    I'm not sure if this is right or not, this is the reason I opened this thread. Thanks for your help, but I still don't understand If I can leave things as is or not. Probably is better to wait for someone that know how DeviceIoControl works.

    Tuesday, March 27, 2012 10:38 PM
  • Hi Mark,

    For your first question, I agree with you, I think you understand the documentation very well. 

    And the second, yes, a managed code cannot access the un-managed memory, the CLR will provide a copy of the unmanged memory for managed code, and also make another copy of managed memory for unmanaged code. For such operation, the CLR will collect the garbage. And I think this documentation can help a lot: http://msdn.microsoft.com/en-us/library/ms973872.aspx 

    Best regards,


    Mike Feng
    MSDN Community Support | Feedback to us
    Please remember to mark the replies as answers if they help and unmark them if they provide no help.

    • Marked as answer by mark_555 Wednesday, April 4, 2012 2:55 AM
    Wednesday, March 28, 2012 3:02 AM
    Moderator
  • Hi Mark,
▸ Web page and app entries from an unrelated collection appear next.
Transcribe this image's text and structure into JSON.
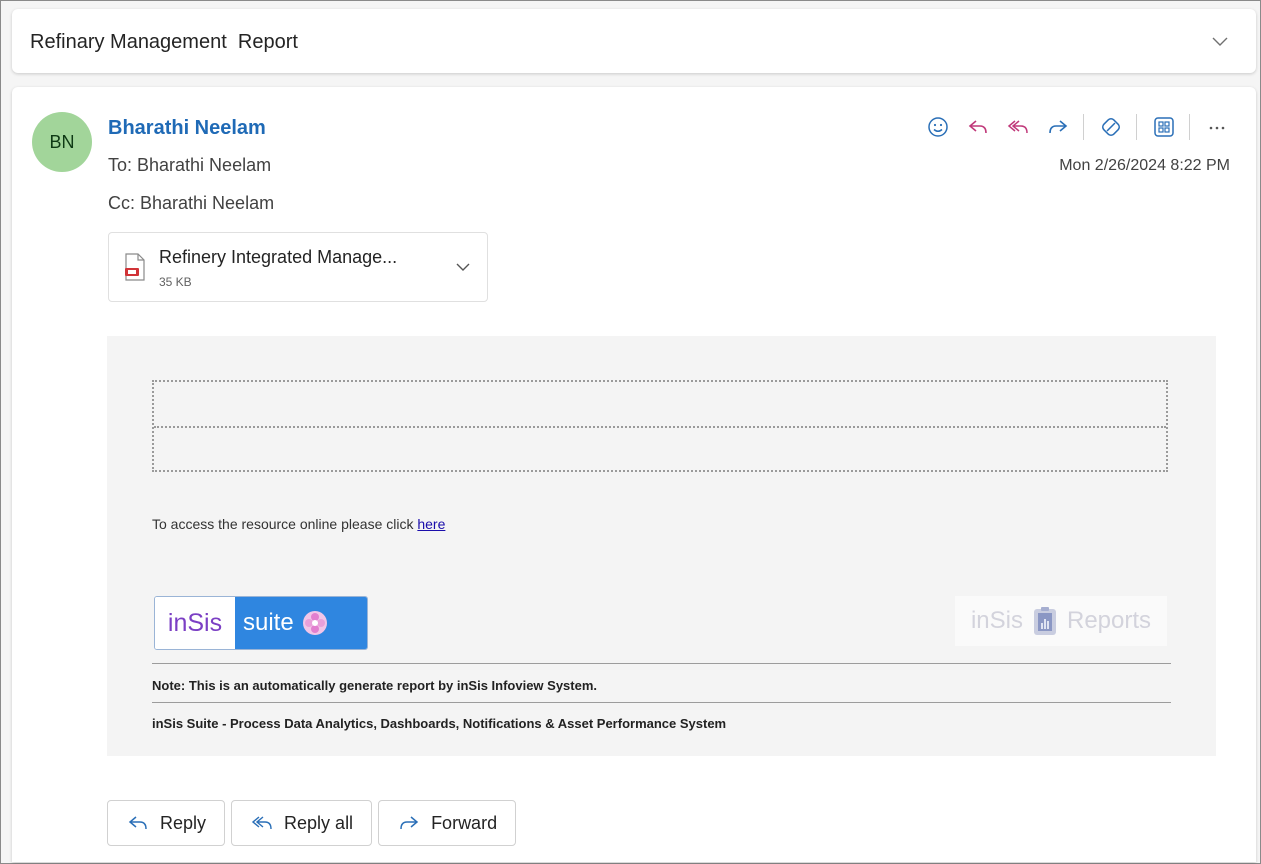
{
  "subject": {
    "title": "Refinary Management  Report"
  },
  "sender": {
    "initials": "BN",
    "name": "Bharathi Neelam",
    "to": "To: Bharathi Neelam",
    "cc": "Cc: Bharathi Neelam",
    "timestamp": "Mon 2/26/2024 8:22 PM",
    "avatar_color": "#a2d59a"
  },
  "toolbar": {
    "icons": [
      "smiley-icon",
      "reply-icon",
      "reply-all-icon",
      "forward-icon",
      "sticker-icon",
      "apps-icon",
      "more-icon"
    ]
  },
  "attachment": {
    "name": "Refinery Integrated Manage...",
    "size": "35 KB",
    "icon": "pdf-file-icon"
  },
  "body": {
    "access_text": "To access the resource online please click ",
    "access_link": "here",
    "logo_left_part1": "inSis",
    "logo_left_part2": "suite",
    "logo_right_part1": "inSis",
    "logo_right_part2": "Reports",
    "note": "Note: This is an automatically generate report by inSis Infoview System.",
    "suite_line": "inSis Suite - Process Data Analytics, Dashboards, Notifications & Asset Performance System"
  },
  "reply_bar": {
    "reply": "Reply",
    "reply_all": "Reply all",
    "forward": "Forward"
  },
  "colors": {
    "accent": "#1f6ab6",
    "link": "#1a0dab",
    "toolbar_icon": "#c0397a"
  }
}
    Do you have any update?

    Best regards,


    Mike Feng
    MSDN Community Support | Feedback to us
    Please remember to mark the replies as answers if they help and unmark them if they provide no help.

    Sunday, April 1, 2012 9:01 AM
    Moderator
  • Hi Mike and sorry for my delay.

    Thanks for your suggestions. I left the code as is and until now no problems at all. Thanks again

    Wednesday, April 4, 2012 2:55 AM